(Data entries)
=======

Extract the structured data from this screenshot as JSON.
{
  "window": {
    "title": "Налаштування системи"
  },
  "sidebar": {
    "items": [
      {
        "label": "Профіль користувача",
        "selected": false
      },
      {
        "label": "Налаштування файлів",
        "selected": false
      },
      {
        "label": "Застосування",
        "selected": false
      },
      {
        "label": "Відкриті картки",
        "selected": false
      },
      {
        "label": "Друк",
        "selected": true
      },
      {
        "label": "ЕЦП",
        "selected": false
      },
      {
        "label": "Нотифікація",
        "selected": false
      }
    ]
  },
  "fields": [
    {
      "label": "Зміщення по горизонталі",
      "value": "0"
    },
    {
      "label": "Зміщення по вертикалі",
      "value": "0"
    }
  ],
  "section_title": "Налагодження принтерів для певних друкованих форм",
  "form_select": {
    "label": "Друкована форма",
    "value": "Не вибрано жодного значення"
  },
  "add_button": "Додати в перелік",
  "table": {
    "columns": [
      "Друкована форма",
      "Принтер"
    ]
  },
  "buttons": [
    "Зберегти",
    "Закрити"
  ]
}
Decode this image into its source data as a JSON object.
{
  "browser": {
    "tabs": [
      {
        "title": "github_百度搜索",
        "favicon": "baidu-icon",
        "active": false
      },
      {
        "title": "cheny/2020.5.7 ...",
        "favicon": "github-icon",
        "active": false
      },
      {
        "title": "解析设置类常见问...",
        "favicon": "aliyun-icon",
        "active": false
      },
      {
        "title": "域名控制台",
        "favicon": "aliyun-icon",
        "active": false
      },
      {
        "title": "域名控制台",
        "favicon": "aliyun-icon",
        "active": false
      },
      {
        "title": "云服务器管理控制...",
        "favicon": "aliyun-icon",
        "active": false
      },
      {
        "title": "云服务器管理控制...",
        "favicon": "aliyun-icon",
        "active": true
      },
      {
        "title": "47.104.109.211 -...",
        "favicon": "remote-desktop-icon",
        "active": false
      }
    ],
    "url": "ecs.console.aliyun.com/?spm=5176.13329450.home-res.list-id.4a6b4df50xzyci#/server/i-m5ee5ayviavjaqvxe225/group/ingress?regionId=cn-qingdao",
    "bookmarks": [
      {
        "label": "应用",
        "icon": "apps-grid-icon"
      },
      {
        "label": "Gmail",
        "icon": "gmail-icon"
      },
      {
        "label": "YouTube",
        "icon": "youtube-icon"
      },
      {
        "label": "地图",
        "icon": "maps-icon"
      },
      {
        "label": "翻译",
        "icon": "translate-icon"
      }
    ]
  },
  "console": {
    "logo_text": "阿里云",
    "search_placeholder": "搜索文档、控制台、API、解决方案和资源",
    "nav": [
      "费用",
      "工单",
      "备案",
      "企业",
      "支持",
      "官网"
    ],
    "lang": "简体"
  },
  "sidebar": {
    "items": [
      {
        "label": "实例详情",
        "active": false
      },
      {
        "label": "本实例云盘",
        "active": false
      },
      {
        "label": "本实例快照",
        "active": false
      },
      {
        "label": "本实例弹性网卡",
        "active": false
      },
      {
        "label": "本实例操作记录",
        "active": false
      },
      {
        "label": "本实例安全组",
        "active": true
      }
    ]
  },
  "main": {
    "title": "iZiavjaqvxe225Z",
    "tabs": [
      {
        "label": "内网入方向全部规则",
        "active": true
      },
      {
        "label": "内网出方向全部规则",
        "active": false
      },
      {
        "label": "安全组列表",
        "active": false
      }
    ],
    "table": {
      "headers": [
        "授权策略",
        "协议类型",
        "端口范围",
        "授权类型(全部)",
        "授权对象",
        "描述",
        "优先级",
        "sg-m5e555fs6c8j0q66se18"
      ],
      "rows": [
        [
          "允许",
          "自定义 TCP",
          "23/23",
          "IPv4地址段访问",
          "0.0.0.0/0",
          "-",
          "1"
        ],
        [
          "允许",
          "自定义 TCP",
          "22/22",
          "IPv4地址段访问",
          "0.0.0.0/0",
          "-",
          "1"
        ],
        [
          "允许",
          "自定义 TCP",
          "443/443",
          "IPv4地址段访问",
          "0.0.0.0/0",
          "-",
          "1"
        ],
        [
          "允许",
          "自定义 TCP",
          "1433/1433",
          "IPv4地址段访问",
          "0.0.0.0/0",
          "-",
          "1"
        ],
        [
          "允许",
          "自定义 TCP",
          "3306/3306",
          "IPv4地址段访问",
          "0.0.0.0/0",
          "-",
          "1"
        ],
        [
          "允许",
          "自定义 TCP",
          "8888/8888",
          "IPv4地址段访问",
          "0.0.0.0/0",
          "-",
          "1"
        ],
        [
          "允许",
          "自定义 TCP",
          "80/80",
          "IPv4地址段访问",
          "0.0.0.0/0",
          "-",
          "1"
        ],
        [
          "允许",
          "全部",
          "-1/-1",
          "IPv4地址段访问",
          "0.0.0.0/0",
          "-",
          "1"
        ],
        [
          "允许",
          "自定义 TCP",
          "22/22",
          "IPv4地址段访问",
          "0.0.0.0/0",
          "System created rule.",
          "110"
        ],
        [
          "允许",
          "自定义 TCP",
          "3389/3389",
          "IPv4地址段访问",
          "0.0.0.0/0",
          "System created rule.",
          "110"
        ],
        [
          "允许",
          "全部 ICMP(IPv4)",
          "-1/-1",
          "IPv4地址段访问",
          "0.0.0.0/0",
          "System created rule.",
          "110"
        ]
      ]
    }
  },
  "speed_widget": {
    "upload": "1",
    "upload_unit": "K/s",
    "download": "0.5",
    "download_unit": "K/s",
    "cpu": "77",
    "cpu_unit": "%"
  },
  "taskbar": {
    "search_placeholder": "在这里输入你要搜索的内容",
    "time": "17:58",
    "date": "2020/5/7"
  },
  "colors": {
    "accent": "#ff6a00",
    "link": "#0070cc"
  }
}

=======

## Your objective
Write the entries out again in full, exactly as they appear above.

## The completed task
Extract the structured data from this screenshot as JSON.
{
  "window": {
    "title": "Налаштування системи"
  },
  "sidebar": {
    "items": [
      {
        "label": "Профіль користувача",
        "selected": false
      },
      {
        "label": "Налаштування файлів",
        "selected": false
      },
      {
        "label": "Застосування",
        "selected": false
      },
      {
        "label": "Відкриті картки",
        "selected": false
      },
      {
        "label": "Друк",
        "selected": true
      },
      {
        "label": "ЕЦП",
        "selected": false
      },
      {
        "label": "Нотифікація",
        "selected": false
      }
    ]
  },
  "fields": [
    {
      "label": "Зміщення по горизонталі",
      "value": "0"
    },
    {
      "label": "Зміщення по вертикалі",
      "value": "0"
    }
  ],
  "section_title": "Налагодження принтерів для певних друкованих форм",
  "form_select": {
    "label": "Друкована форма",
    "value": "Не вибрано жодного значення"
  },
  "add_button": "Додати в перелік",
  "table": {
    "columns": [
      "Друкована форма",
      "Принтер"
    ]
  },
  "buttons": [
    "Зберегти",
    "Закрити"
  ]
}
Decode this image into its source data as a JSON object.
{
  "browser": {
    "tabs": [
      {
        "title": "github_百度搜索",
        "favicon": "baidu-icon",
        "active": false
      },
      {
        "title": "cheny/2020.5.7 ...",
        "favicon": "github-icon",
        "active": false
      },
      {
        "title": "解析设置类常见问...",
        "favicon": "aliyun-icon",
        "active": false
      },
      {
        "title": "域名控制台",
        "favicon": "aliyun-icon",
        "active": false
      },
      {
        "title": "域名控制台",
        "favicon": "aliyun-icon",
        "active": false
      },
      {
        "title": "云服务器管理控制...",
        "favicon": "aliyun-icon",
        "active": false
      },
      {
        "title": "云服务器管理控制...",
        "favicon": "aliyun-icon",
        "active": true
      },
      {
        "title": "47.104.109.211 -...",
        "favicon": "remote-desktop-icon",
        "active": false
      }
    ],
    "url": "ecs.console.aliyun.com/?spm=5176.13329450.home-res.list-id.4a6b4df50xzyci#/server/i-m5ee5ayviavjaqvxe225/group/ingress?regionId=cn-qingdao",
    "bookmarks": [
      {
        "label": "应用",
        "icon": "apps-grid-icon"
      },
      {
        "label": "Gmail",
        "icon": "gmail-icon"
      },
      {
        "label": "YouTube",
        "icon": "youtube-icon"
      },
      {
        "label": "地图",
        "icon": "maps-icon"
      },
      {
        "label": "翻译",
        "icon": "translate-icon"
      }
    ]
  },
  "console": {
    "logo_text": "阿里云",
    "search_placeholder": "搜索文档、控制台、API、解决方案和资源",
    "nav": [
      "费用",
      "工单",
      "备案",
      "企业",
      "支持",
      "官网"
    ],
    "lang": "简体"
  },
  "sidebar": {
    "items": [
      {
        "label": "实例详情",
        "active": false
      },
      {
        "label": "本实例云盘",
        "active": false
      },
      {
        "label": "本实例快照",
        "active": false
      },
      {
        "label": "本实例弹性网卡",
        "active": false
      },
      {
        "label": "本实例操作记录",
        "active": false
      },
      {
        "label": "本实例安全组",
        "active": true
      }
    ]
  },
  "main": {
    "title": "iZiavjaqvxe225Z",
    "tabs": [
      {
        "label": "内网入方向全部规则",
        "active": true
      },
      {
        "label": "内网出方向全部规则",
        "active": false
      },
      {
        "label": "安全组列表",
        "active": false
      }
    ],
    "table": {
      "headers": [
        "授权策略",
        "协议类型",
        "端口范围",
        "授权类型(全部)",
        "授权对象",
        "描述",
        "优先级",
        "sg-m5e555fs6c8j0q66se18"
      ],
      "rows": [
        [
          "允许",
          "自定义 TCP",
          "23/23",
          "IPv4地址段访问",
          "0.0.0.0/0",
          "-",
          "1"
        ],
        [
          "允许",
          "自定义 TCP",
          "22/22",
          "IPv4地址段访问",
          "0.0.0.0/0",
          "-",
          "1"
        ],
        [
          "允许",
          "自定义 TCP",
          "443/443",
          "IPv4地址段访问",
          "0.0.0.0/0",
          "-",
          "1"
        ],
        [
          "允许",
          "自定义 TCP",
          "1433/1433",
          "IPv4地址段访问",
          "0.0.0.0/0",
          "-",
          "1"
        ],
        [
          "允许",
          "自定义 TCP",
          "3306/3306",
          "IPv4地址段访问",
          "0.0.0.0/0",
          "-",
          "1"
        ],
        [
          "允许",
          "自定义 TCP",
          "8888/8888",
          "IPv4地址段访问",
          "0.0.0.0/0",
          "-",
          "1"
        ],
        [
          "允许",
          "自定义 TCP",
          "80/80",
          "IPv4地址段访问",
          "0.0.0.0/0",
          "-",
          "1"
        ],
        [
          "允许",
          "全部",
          "-1/-1",
          "IPv4地址段访问",
          "0.0.0.0/0",
          "-",
          "1"
        ],
        [
          "允许",
          "自定义 TCP",
          "22/22",
          "IPv4地址段访问",
          "0.0.0.0/0",
          "System created rule.",
          "110"
        ],
        [
          "允许",
          "自定义 TCP",
          "3389/3389",
          "IPv4地址段访问",
          "0.0.0.0/0",
          "System created rule.",
          "110"
        ],
        [
          "允许",
          "全部 ICMP(IPv4)",
          "-1/-1",
          "IPv4地址段访问",
          "0.0.0.0/0",
          "System created rule.",
          "110"
        ]
      ]
    }
  },
  "speed_widget": {
    "upload": "1",
    "upload_unit": "K/s",
    "download": "0.5",
    "download_unit": "K/s",
    "cpu": "77",
    "cpu_unit": "%"
  },
  "taskbar": {
    "search_placeholder": "在这里输入你要搜索的内容",
    "time": "17:58",
    "date": "2020/5/7"
  },
  "colors": {
    "accent": "#ff6a00",
    "link": "#0070cc"
  }
}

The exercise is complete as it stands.